Crisis in health and social care for older people
Published on 21 October 2015 12:01 AM
A damning report by Age UK finds that the health and care system for older people in England is under severe stress and is underperforming, leading to higher costs, poorer health outcomes and worse patient and service user experience.
The disturbing findings presented in this comprehensive report suggest ‘a destructive vicious circle' according to charity director Caroline Abrahams, as inadequate access to high quality social care is progressively sapping the resilience both of NHS services and of older people who are at risk of poor health.
The numbers of older people in England are steadily growing, and those with long term conditions growing faster still, but overall, investment in healthcare is failing to keep pace and funding for social care has very significantly declined.
Between 2005 and 2016 the number of people aged 65 or over in England increased by 18.8% (or by 1.5million people) with the biggest growth amongst the over 85s (up by 29.3%). Community based services on which many older people depend in order to sustain their independence have seen the sharpest falls and elsewhere supply is often failing to meet rising demand.
In light of this, the report 'The health and care of older people 2015' builds on Age UK's earlier work, presenting an updated analysis of the state of social care as well as examining key trends across the NHS and presenting the latest insights into the health and care needs of an ageing population.
The report looks at the:
- growing need for health and social care services
- the rising numbers of people living with complex needs
- trends in funding, activity and the workforce across the health and social care system
- evidence of growing pressure and stress across the health and social care system
- the degree to which health and social care services are effectively supporting people to stay well and independent
Taken as a whole, the report paints a sobering picture of two systems under great stress.
'The Government has the power to change this'
Caroline Abrahams, Charity Director at Age UK said:
‘All the data in this report points in the same direction.
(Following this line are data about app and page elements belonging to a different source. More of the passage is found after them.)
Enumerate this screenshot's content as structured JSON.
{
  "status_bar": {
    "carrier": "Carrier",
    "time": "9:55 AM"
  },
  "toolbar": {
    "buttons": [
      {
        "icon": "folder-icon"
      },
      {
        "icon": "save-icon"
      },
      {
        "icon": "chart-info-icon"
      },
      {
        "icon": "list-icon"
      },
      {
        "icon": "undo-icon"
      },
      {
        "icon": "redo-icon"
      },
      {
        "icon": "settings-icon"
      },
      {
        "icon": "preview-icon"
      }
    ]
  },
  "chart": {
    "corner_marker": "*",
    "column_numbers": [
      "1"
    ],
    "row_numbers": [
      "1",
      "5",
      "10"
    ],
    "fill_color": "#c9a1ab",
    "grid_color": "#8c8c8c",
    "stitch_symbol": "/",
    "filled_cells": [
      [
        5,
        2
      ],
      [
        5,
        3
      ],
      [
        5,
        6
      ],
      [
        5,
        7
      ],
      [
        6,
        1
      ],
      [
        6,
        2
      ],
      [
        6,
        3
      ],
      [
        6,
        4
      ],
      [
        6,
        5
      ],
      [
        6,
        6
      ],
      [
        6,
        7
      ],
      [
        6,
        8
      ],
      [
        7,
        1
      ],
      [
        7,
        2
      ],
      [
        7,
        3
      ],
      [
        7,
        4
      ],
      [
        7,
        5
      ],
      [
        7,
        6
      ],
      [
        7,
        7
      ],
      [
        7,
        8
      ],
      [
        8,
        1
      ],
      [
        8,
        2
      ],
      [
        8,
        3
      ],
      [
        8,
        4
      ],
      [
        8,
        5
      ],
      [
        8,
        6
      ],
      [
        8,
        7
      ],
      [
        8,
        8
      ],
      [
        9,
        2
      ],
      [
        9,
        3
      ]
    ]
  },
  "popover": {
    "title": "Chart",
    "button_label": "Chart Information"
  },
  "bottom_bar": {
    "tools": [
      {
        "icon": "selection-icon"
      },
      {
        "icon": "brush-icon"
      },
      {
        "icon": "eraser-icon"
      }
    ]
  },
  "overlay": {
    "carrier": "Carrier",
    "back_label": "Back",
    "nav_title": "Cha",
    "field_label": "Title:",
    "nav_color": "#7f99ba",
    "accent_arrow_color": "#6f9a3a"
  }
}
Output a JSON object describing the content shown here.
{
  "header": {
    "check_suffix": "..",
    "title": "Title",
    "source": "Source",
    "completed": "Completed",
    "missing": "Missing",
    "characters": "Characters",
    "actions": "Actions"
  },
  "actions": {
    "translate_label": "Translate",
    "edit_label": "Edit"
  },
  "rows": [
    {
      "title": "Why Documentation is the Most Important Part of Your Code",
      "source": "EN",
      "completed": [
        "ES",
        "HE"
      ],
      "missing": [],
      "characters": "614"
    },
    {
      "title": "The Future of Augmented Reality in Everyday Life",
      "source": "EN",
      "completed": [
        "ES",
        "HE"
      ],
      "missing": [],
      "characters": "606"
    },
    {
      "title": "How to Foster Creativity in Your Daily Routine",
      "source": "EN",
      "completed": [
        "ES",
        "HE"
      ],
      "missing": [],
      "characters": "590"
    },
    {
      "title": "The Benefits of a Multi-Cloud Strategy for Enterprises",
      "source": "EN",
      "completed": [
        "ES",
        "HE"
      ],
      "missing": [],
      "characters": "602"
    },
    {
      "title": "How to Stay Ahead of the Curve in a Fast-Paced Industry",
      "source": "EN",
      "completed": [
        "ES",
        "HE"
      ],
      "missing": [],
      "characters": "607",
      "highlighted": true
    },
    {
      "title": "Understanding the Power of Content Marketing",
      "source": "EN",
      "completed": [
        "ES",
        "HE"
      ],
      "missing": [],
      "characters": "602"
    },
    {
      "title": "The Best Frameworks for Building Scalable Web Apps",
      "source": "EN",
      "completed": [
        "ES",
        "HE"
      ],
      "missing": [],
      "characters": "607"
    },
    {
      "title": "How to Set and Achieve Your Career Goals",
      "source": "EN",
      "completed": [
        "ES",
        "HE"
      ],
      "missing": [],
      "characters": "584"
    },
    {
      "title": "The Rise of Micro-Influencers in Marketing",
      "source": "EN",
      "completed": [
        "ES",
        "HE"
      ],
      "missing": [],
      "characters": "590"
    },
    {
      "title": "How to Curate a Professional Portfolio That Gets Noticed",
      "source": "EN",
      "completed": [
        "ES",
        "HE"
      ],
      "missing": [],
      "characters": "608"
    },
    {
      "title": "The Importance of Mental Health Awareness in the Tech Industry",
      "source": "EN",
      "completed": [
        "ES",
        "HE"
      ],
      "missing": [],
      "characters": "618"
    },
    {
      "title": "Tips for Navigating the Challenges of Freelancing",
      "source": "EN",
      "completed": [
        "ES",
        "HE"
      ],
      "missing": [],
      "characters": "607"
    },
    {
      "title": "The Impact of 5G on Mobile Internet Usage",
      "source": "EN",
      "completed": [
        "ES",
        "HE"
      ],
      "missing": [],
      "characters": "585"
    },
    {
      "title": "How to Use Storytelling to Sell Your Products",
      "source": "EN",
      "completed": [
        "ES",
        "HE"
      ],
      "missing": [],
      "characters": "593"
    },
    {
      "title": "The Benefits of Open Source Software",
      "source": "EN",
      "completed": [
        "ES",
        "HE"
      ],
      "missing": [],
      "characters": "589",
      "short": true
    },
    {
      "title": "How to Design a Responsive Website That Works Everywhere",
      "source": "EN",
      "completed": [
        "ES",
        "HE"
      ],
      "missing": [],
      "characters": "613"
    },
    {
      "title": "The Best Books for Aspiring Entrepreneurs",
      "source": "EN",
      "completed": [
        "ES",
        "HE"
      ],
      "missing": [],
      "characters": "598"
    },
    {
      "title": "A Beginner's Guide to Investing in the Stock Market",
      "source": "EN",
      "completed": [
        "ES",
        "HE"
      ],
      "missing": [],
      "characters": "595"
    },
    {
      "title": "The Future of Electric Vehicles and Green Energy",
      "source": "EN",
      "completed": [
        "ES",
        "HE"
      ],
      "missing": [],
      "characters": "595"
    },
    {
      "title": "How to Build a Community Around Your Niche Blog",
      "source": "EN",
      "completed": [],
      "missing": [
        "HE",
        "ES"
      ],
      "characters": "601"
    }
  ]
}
The numbers of older people in England are steadily growing, and the proportion with long term conditions is growing faster still, but investment in health care overall is failing to keep pace and spending on social care has fallen quite spectacularly over the last five years.
‘On the whole it is the community based services which help older people to sustain their independence which have seen the sharpest falls, or where supply is most obviously failing to meet rising demand. So, for example, GPs numbers are not keeping up with a growing older population and meals-on-wheels provision, once a mainstay of community care, is rapidly falling away.
‘Our health and social care system is designed so that social care and the NHS interact and support each other to help keep older people fit and well, but starving social care of resources is seriously undermining the NHS - our hospitals especially. This can be seen in the latest worrying figures for delayed discharges from hospital and emergency readmissions.
‘Hospitals and other services are forced to ‘run hot' due to the extra pressure, increasing stress on the staff and making it ever harder to recruit and retain them. This is a destructive vicious circle and we are really worried that it seems to be getting worse.
Older population 'steadily rising'
‘There is a lot of ingenuity and commitment within our health and care system but even so, it is hard to see it being a match for the consequences of a steadily rising older population, combined with health spending failing to keep pace and social care spending significantly declining.
‘Looking at all the trends in this report, if an older person asked us today how confident we were that their health and care needs will be met well in the future we would be whistling in the dark if we gave a wholly reassuring answer.
‘The Government has the power to change this through its forthcoming spending review and we sincerely hope they will.'